Your objective — Please copy every line from the records below that contains the string "nostrud".

· · · · ·

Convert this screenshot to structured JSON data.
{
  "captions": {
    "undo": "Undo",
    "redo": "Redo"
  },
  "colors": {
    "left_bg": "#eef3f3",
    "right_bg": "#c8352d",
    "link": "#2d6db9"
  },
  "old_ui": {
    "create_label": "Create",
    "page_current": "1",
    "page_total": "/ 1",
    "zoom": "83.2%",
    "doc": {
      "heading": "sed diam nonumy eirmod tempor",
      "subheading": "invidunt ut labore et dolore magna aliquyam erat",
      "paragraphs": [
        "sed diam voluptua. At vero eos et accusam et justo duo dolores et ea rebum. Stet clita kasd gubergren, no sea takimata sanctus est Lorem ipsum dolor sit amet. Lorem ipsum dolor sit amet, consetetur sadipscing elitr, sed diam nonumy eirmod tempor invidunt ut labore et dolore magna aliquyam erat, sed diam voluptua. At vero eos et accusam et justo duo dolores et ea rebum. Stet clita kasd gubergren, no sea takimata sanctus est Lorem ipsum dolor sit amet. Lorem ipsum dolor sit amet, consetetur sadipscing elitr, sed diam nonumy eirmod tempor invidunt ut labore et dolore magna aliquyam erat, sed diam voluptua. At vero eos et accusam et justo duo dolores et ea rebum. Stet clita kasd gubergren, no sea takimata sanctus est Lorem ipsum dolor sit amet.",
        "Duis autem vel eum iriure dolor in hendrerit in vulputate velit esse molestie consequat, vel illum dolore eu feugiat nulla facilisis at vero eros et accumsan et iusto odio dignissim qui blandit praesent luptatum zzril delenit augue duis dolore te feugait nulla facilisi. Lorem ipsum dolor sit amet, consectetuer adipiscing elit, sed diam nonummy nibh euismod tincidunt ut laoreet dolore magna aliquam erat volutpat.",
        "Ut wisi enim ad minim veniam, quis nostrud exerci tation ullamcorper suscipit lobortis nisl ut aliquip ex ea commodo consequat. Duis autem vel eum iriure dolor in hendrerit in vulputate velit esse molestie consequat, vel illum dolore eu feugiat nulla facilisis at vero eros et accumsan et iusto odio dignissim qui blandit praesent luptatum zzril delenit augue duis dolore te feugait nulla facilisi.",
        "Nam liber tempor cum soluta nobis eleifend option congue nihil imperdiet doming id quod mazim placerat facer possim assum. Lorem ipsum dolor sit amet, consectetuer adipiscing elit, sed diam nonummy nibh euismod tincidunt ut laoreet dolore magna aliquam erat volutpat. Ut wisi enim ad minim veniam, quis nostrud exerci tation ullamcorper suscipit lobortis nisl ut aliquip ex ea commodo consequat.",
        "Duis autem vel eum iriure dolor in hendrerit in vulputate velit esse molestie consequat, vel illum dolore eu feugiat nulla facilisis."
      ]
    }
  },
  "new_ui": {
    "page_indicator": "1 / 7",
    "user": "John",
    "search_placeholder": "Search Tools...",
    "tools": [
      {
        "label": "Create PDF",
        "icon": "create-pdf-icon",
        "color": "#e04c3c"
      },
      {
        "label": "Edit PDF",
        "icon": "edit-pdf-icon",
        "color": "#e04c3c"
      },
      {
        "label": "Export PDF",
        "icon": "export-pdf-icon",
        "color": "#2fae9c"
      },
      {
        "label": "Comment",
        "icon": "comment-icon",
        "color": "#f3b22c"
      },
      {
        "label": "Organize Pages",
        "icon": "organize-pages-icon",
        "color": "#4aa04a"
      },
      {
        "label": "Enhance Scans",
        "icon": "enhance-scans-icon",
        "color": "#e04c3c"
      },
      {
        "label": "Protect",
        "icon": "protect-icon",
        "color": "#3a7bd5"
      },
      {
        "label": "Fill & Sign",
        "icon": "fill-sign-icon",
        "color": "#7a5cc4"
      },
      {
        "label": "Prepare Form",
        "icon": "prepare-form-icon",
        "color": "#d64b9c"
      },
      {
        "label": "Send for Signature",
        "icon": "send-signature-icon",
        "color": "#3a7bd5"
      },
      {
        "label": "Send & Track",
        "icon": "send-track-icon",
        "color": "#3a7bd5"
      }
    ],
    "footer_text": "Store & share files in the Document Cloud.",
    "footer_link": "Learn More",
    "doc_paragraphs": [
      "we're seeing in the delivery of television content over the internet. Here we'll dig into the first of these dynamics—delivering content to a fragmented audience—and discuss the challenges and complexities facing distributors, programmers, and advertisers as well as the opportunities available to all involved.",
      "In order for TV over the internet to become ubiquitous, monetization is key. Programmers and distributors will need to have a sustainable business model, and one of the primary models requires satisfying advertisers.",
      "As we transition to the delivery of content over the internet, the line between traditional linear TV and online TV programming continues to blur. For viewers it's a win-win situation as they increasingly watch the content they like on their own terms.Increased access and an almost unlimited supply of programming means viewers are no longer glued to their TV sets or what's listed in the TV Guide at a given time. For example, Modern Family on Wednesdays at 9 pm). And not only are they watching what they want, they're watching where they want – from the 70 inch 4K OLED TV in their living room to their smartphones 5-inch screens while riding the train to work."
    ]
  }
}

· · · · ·

Response for this exercise —
        "Ut wisi enim ad minim veniam, quis nostrud exerci tation ullamcorper suscipit lobortis nisl ut aliquip ex ea commodo consequat. Duis autem vel eum iriure dolor in hendrerit in vulputate velit esse molestie consequat, vel illum dolore eu feugiat nulla facilisis at vero eros et accumsan et iusto odio dignissim qui blandit praesent luptatum zzril delenit augue duis dolore te feugait nulla facilisi.",
        "Nam liber tempor cum soluta nobis eleifend option congue nihil imperdiet doming id quod mazim placerat facer possim assum. Lorem ipsum dolor sit amet, consectetuer adipiscing elit, sed diam nonummy nibh euismod tincidunt ut laoreet dolore magna aliquam erat volutpat. Ut wisi enim ad minim veniam, quis nostrud exerci tation ullamcorper suscipit lobortis nisl ut aliquip ex ea commodo consequat.",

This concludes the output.